British newspaper group Daily Mail & General Trust today said advertising conditions had improved in April and May, and full-year results should be in line with market consensus, as a deep gloom over the recession-hit sector begins to lift.
The owner of the national Daily Mail and regional newspapers said adjusted earnings per share fell 49 per cent to 14.2 pence but revenue and cost-saving measures would now improve profits by £150 million pounds this year.
"April and May have seen an improving trend," it said in a statement, referring to national newspaper advertising.
British regional newspaper publishers Trinity Mirror and Johnston Press both said last week they saw signs of stabilisation in the advertising market after steep declines this year to date.
Daily Mail's first-half sales fell 7 per cent, driven by a slump in ad revenues, especially from the small companies that make up the bulk of classified ads in the regional press. The decline in regional advertising stabilised at 36 per cent in April.
Total sales for the six months to the end of March were £1.085 billion, the company said. It kept its interim dividend unchanged at 4.80 pence.
Analysts said the results were ahead of their expectations, helped by the resilience of business-to-business activities that brought in 79 per cent of sales in the first half.
At 0815 GMT, Daily Mail shares were down 1.2 per cent at 307.75, following on a brief rise as high as 331.5 pence and after a rise of 18 per cent so far this year.

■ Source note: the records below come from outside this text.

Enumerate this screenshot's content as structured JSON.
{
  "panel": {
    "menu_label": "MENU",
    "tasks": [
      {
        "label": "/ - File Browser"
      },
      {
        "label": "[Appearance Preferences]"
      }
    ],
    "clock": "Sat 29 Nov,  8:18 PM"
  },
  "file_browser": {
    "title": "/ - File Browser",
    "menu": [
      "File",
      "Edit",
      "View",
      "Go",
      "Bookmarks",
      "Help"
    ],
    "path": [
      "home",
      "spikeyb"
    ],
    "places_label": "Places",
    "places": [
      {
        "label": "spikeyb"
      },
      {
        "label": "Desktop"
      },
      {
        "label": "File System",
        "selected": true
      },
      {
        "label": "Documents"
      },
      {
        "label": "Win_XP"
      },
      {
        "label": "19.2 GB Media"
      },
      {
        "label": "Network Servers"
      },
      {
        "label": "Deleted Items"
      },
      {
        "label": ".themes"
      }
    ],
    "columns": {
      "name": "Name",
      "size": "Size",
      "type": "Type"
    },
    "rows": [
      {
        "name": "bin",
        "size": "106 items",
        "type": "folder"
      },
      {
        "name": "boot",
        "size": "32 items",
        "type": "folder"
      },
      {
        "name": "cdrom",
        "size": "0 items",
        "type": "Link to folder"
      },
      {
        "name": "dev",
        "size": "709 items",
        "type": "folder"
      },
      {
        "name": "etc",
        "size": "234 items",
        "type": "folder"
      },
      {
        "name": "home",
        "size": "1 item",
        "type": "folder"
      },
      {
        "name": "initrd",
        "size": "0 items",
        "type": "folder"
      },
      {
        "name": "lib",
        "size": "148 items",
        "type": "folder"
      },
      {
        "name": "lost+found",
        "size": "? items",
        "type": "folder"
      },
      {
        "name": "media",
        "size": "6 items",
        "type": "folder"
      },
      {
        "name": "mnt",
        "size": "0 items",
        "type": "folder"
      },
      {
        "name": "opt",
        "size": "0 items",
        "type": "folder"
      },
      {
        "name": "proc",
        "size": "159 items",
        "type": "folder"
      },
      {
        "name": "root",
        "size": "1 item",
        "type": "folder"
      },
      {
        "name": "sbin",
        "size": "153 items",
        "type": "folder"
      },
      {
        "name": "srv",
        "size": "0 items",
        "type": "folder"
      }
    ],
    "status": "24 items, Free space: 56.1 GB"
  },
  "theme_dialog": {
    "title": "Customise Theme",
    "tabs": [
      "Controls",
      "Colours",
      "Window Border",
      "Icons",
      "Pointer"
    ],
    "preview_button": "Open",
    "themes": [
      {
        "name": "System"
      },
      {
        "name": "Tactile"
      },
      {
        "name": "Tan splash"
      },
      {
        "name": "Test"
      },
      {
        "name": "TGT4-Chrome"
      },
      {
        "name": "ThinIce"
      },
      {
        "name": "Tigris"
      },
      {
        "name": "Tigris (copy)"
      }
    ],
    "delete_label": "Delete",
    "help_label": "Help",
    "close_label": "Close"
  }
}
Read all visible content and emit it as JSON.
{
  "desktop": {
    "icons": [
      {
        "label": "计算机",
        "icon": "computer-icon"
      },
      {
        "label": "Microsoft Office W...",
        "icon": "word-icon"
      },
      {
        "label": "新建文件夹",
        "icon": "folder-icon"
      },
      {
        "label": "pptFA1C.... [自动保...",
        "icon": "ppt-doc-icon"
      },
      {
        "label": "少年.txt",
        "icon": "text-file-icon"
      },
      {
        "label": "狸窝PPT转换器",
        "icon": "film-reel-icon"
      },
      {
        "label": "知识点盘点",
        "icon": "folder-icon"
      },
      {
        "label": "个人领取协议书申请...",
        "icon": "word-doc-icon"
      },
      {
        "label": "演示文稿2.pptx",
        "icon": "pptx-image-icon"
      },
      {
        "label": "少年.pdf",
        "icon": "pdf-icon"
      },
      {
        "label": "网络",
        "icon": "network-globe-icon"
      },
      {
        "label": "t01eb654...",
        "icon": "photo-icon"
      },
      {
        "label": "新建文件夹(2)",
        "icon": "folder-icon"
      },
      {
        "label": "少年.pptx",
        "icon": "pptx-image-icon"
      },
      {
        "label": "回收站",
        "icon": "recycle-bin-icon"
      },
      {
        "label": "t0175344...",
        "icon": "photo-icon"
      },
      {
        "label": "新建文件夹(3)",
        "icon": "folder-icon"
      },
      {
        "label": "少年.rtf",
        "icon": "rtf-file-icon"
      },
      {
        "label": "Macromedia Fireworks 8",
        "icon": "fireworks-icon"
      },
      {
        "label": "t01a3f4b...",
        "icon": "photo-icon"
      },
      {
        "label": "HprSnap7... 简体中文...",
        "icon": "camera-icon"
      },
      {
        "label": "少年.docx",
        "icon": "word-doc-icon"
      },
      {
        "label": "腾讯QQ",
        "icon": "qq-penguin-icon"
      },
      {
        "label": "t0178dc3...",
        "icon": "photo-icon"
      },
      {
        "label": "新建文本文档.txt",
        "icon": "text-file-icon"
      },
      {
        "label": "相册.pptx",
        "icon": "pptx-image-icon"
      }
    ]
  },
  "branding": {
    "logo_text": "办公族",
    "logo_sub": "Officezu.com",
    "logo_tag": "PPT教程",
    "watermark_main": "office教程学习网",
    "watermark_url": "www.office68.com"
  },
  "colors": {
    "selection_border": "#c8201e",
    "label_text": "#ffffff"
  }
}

The European media index .SXMP was up 1.4 per cent.
Brokerage Numis raised its recommendation to "buy" from "add".
"We... are encouraged that the stability in non-recruitment advertising the group reported in its pre-close statement has continued," Numis wrote in a note.
A decline in advertising revenues at regional newspaper division Northcliffe Media -- hardest hit by small advertisers cutting their budgets -- was 36 per cent in April, unchanged from the second quarter to March.
The group said in March it was doubling the number of planned job cuts at Northcliffe to 1,000, about 22 per cent of the unit's staff.
Daily Mail's underlying national newspaper advertising revenues fell 15 per cent in the first half, with an improvement in April and May.
The company said its results for the full year should match the market consensus, which it has are about £198 million for pretax profit before exceptionals and earnings per share of 33.3 pence.
Daily Mail is protected to an extent from the collapse in newspaper advertising revenues by its business-to-business (B2B) publications at its Euromoney (ERM.L) unit, an international exhibitions business and an Australian radio group.
Together, B2B operations brought in 79 per cent of group sales in the first half, and the company said it expected to achieve growth overall in the rest of the year in these businesses.